Don’t Get Too Excited About the First Black Pope Just Yet

Newly appointed cardinal Peter Kodwo Appiah Turkson of Ghana salutes his compatriots after the ordination ceremony celebrated by Pope John Paul II on St Peter square 21 October 2003 at the Vatican. The 30 cardinals appointed today will bring the Consistory to 135 cardinal-electors who will meet in conclave to elect a next Pope after his death.
Will Ghana’s Peter Turkson be the next pope? Nobody knows! Photo: Patrick Herzog/AFP/Getty Images

It took about all of two minutes after Pope Benedict XVI announced his impending resignation today for the speculation about his successor to begin, and so far, overseas bookmakers are picking two black cardinals, Ghana’s Peter Turkson and Nigeria’s Francis Arinze, as the front-runners. Ladbrokes and William Hill have both put Turkson and Arinze in the top two spots, odds-wise, while PaddyPower has them tied in second behind Quebec’s Marc Oullet.

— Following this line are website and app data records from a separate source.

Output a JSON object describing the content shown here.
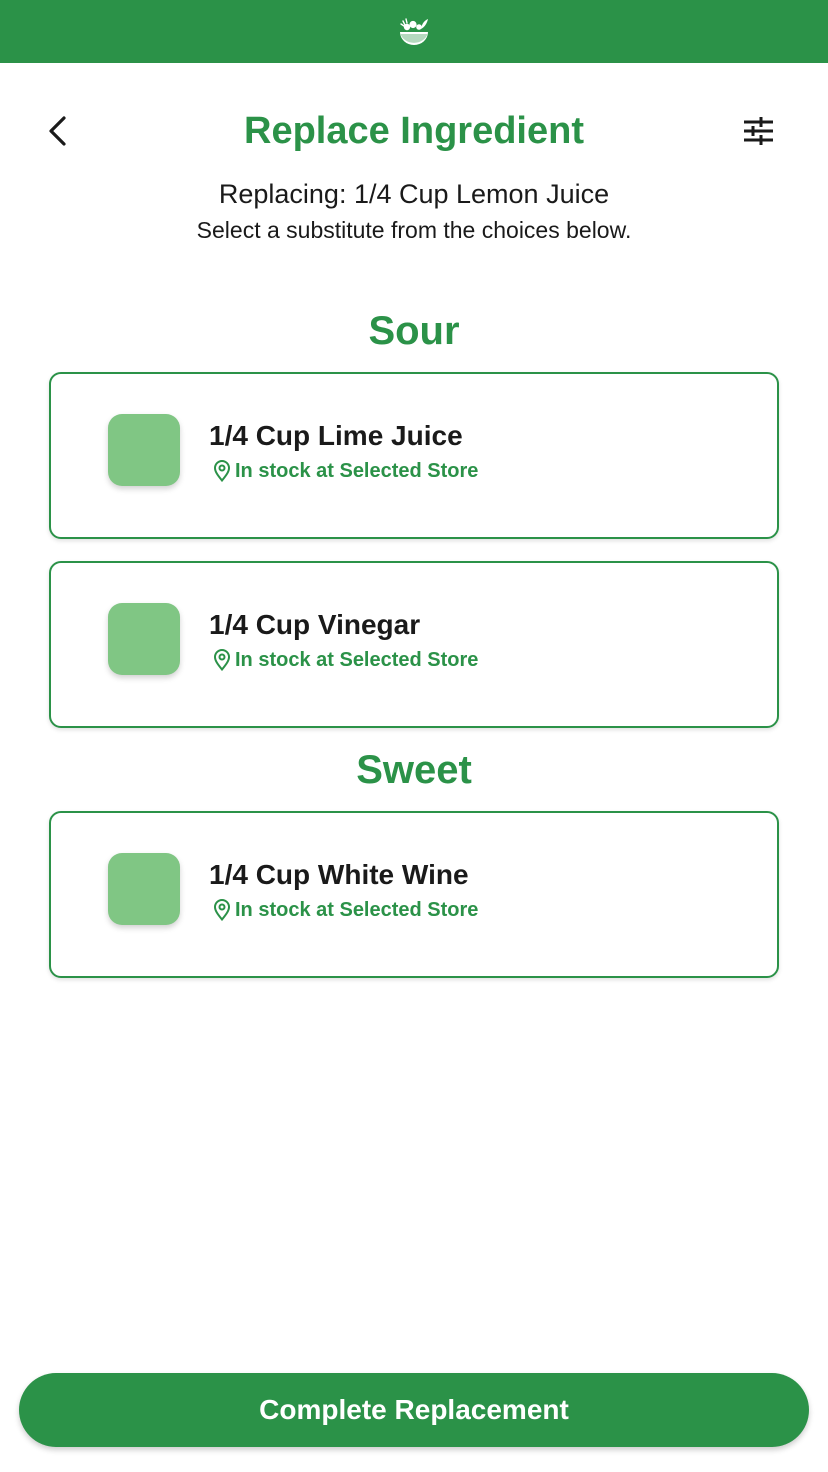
{
  "colors": {
    "brand_green": "#2b9248",
    "thumb_green": "#80c684",
    "text_dark": "#1a1a1a",
    "background": "#ffffff"
  },
  "header": {
    "logo_icon": "salad-bowl-icon",
    "back_icon": "chevron-left-icon",
    "filter_icon": "sliders-icon",
    "title": "Replace Ingredient"
  },
  "replacing": {
    "text": "Replacing: 1/4 Cup Lemon Juice",
    "instruction": "Select a substitute from the choices below."
  },
  "sections": [
    {
      "heading": "Sour",
      "options": [
        {
          "name": "1/4 Cup Lime Juice",
          "stock": "In stock at Selected Store"
        },
        {
          "name": "1/4 Cup Vinegar",
          "stock": "In stock at Selected Store"
        }
      ]
    },
    {
      "heading": "Sweet",
      "options": [
        {
          "name": "1/4 Cup White Wine",
          "stock": "In stock at Selected Store"
        }
      ]
    }
  ],
  "footer": {
    "complete_label": "Complete Replacement"
  }
}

Obviously, the selection of the first black pope, following about 2,000 years of nonblack popes — for comparison, Obama broke a streak of a mere 220 years — would be a momentous occasion for the Catholic Church, and for racial progress in general. But don’t get too excited just yet. The bookmakers don’t really have any idea what they’re talking about.

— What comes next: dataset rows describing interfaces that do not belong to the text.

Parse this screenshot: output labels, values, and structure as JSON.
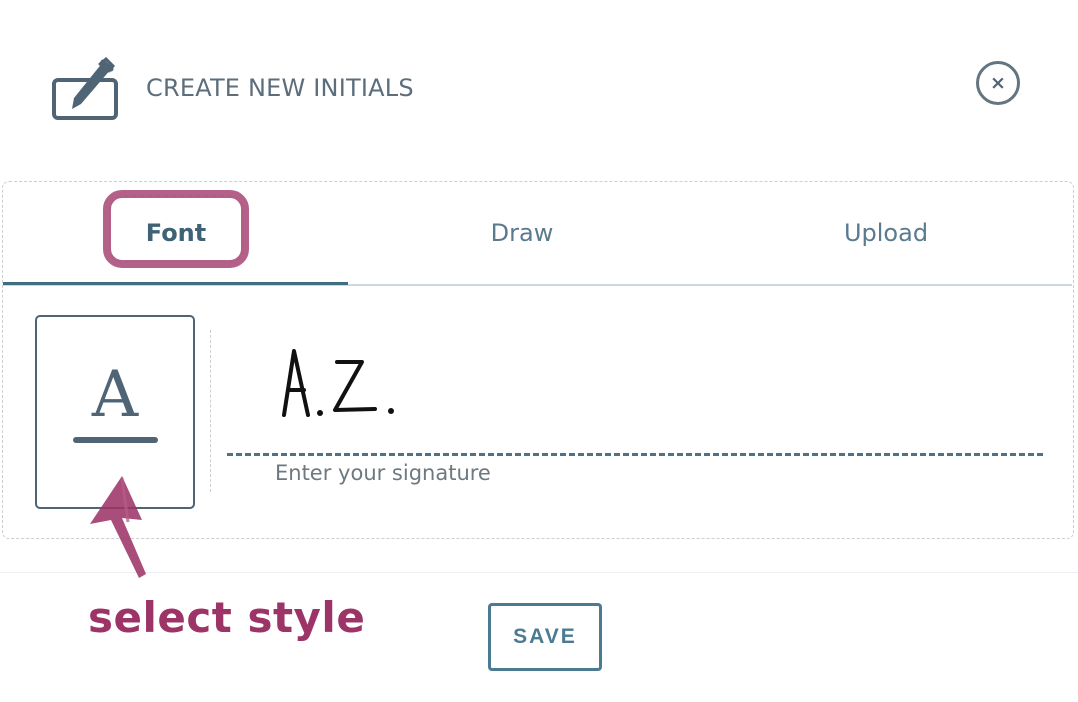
{
  "header": {
    "title": "CREATE NEW INITIALS",
    "close_label": "×"
  },
  "tabs": [
    {
      "label": "Font",
      "active": true
    },
    {
      "label": "Draw",
      "active": false
    },
    {
      "label": "Upload",
      "active": false
    }
  ],
  "font_panel": {
    "style_button_letter": "A",
    "signature_value": "A.Z.",
    "signature_placeholder": "Enter your signature"
  },
  "footer": {
    "save_label": "SAVE"
  },
  "annotation": {
    "text": "select style",
    "color": "#9d3468"
  },
  "colors": {
    "primary": "#4a7b91",
    "text": "#4f6475",
    "annotation": "#9d3468"
  }
}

If the name Arinze sounds familiar, it’s because he was also a top pope prospect during the last papal vacancy, in 2005. Along with Italy’s Dionigi Tettamanzi, Arinze had the best odds of becoming the next pope according to PaddyPower. Experts at the time pointed out that Africa was Catholicism’s fastest-growing region, that the reign of the Polish John Paul II — the first non-Italian pope since 1523 — had set a precedent for geographic diversity, and that Arinze had the relevant experience of being the Vatican’s liaison to the Muslim world for nearly two decades as the president of the Pontifical Council for Interreligious Dialogue. And yet, when the white smoke appeared fifteen days later, it was Germany’s Cardinal Ratzinger who had been elected pope. PaddyPower’s initial odds had placed Ratzinger in fifth.

The rationale for electing a black pope in 2005 is as valid today as it was eight years ago. And hey, it could certainly happen. But there’s also a compelling argument for electing, say, a Latin American pope or a South Asian pope. And don’t count out Europe just yet. “I would be surprised, but not shocked, to see a non-European,” historian and Vatican expert Christopher Bellitto tells Daily Intelligencer. “I wonder if they want one more European and then they’ll make the jump.” 

Don’t Get Too Excited About the First Black Pope